Below is a really poor graphic put together by NBC (find HERE). All I can figure is that a young data scientist somewhere within the bowels of NBC wanted to present a story about the dangers of not locking down a state and therefore consciously or unconsciously laid out a graph that would confirm their intuition. My hope is that presenting a comparison of how NBC approached this data with my more careful representation of the same data will help people recognize particularly manipulative data presentation.
Below is what NBC presented:
Maybe the problems with this are obvious. Perhaps it’s true that states that never issued a lockdown order are especially hard hit right now, but this chart does not make that case, as 1) it just compares these states to each other, 2) it uses narrow, one-month time scales, an approach that makes the curves look very alarming, and 3) it doesn’t normalize the cases by population. Lots of cases in a very large region doesn’t equal a few less cases in a very small region. Obviously that second, smaller, region is going to be having a more difficult time. See below where I have taken this same data, normalized by population, and compared to a range of other states of different sizes with Governors of either party. I leave NY off intentionally so as not to dwarf the other states.
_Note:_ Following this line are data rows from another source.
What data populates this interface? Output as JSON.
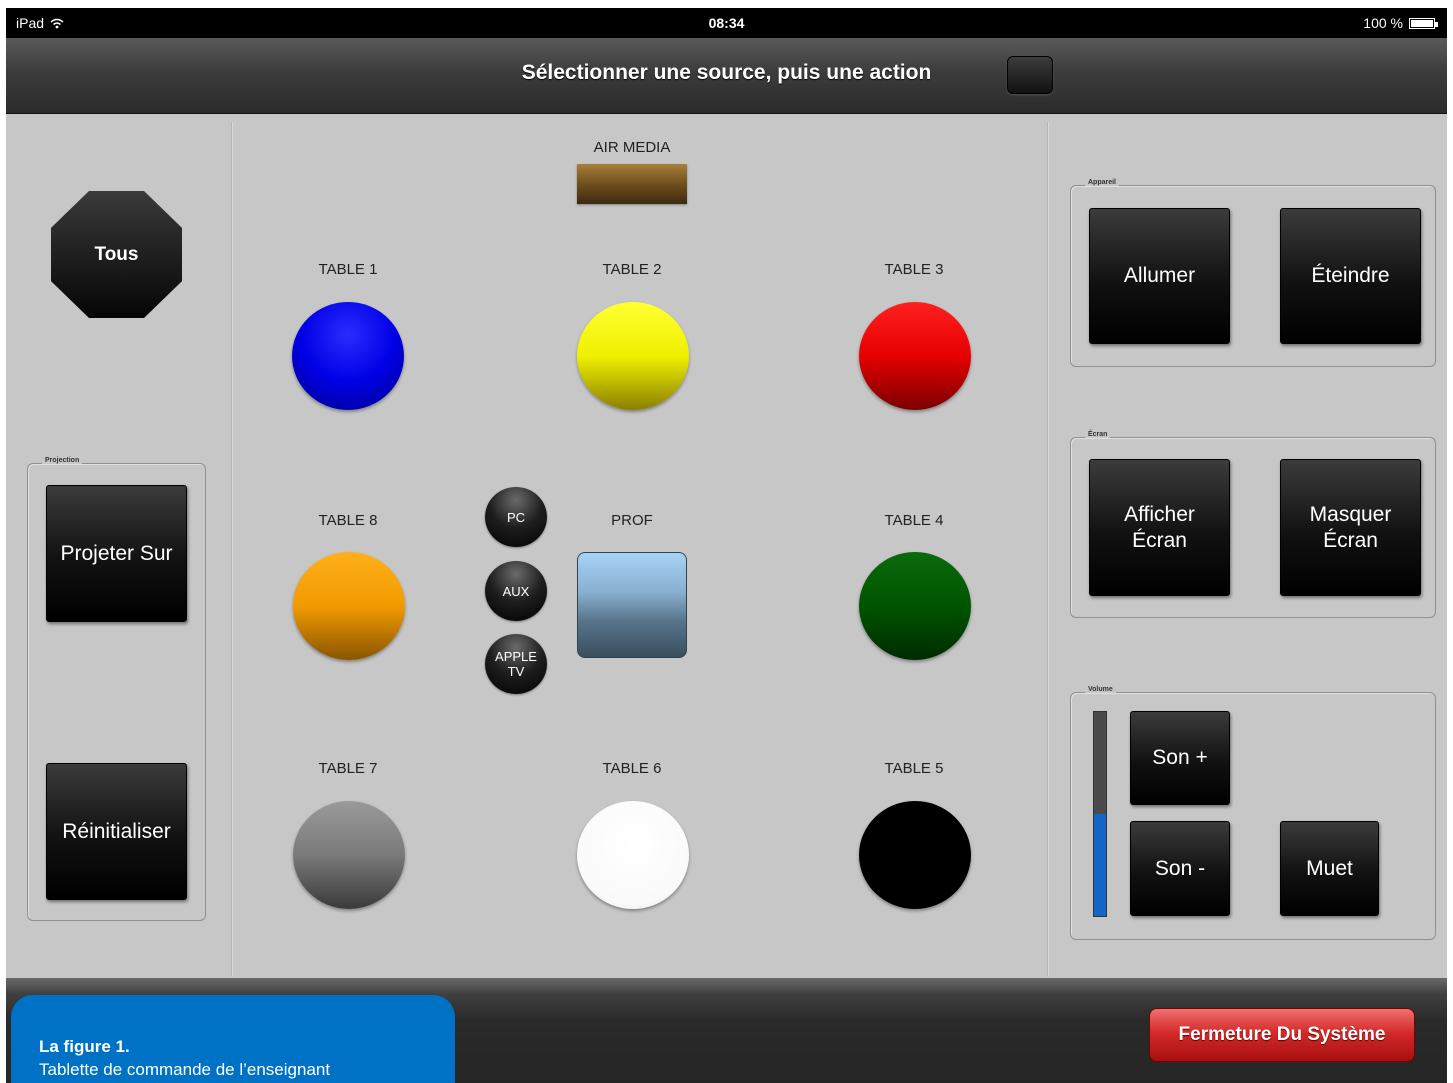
{
  "status_bar": {
    "device": "iPad",
    "wifi_icon": "wifi-icon",
    "time": "08:34",
    "battery_text": "100 %",
    "battery_level": 1.0
  },
  "header": {
    "title": "Sélectionner une source, puis une action"
  },
  "left_panel": {
    "all_button": "Tous",
    "projection_legend": "Projection",
    "project_button": "Projeter Sur",
    "reset_button": "Réinitialiser"
  },
  "sources": {
    "air_media": {
      "label": "AIR MEDIA",
      "color": "#7a5522"
    },
    "tables": [
      {
        "label": "TABLE 1",
        "color": "#0000ff"
      },
      {
        "label": "TABLE 2",
        "color": "#ffff00"
      },
      {
        "label": "TABLE 3",
        "color": "#ff0000"
      },
      {
        "label": "TABLE 8",
        "color": "#ffa500"
      },
      {
        "label": "TABLE 4",
        "color": "#006400"
      },
      {
        "label": "TABLE 7",
        "color": "#808080"
      },
      {
        "label": "TABLE 6",
        "color": "#ffffff"
      },
      {
        "label": "TABLE 5",
        "color": "#000000"
      }
    ],
    "prof": {
      "label": "PROF",
      "inputs": [
        "PC",
        "AUX",
        "APPLE\nTV"
      ]
    }
  },
  "right_panel": {
    "device_group": {
      "legend": "Appareil",
      "on": "Allumer",
      "off": "Éteindre"
    },
    "screen_group": {
      "legend": "Écran",
      "show": "Afficher\nÉcran",
      "hide": "Masquer\nÉcran"
    },
    "volume_group": {
      "legend": "Volume",
      "up": "Son +",
      "down": "Son -",
      "mute": "Muet",
      "level": 0.5
    }
  },
  "footer": {
    "shutdown_button": "Fermeture Du Système",
    "caption_title": "La figure 1.",
    "caption_text": "Tablette de commande de l’enseignant"
  }
}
Here is How I Present the Same Data
What do we see in the second chart? When we compare the “non-lockdown” states to other states, we see that a couple of them (Nebraska, SD) are comparable to the relatively-hard-hit Illinois, but the others are more comparable to less-hard-hit states like Arizona, Kentucky, and Texas. A quick google shows me that the cases in Nebraska and SD are largely driven by super-spreader activities at single meat-packing plants in each state. Perhaps a lockdown would have prevented this, but that bears more research. Looking at Nebraska vs. Illinois, we see two very different approaches to COVID-19. Nebraska is a small state that did no lockdown. Illinois is a larger state with big cities that is still on lockdown as of today’s date. As you can see, both of these states have a very high case growth slope (while New Jersey and South Dakota seem to be decelerating). Hopefully I’m making the point that being honest with the data and taking a scientific approach to presentatin of data is better for all of us. It is less sensational and more representative of what is actually happening. Plus, it doesn’t drive any false narratives.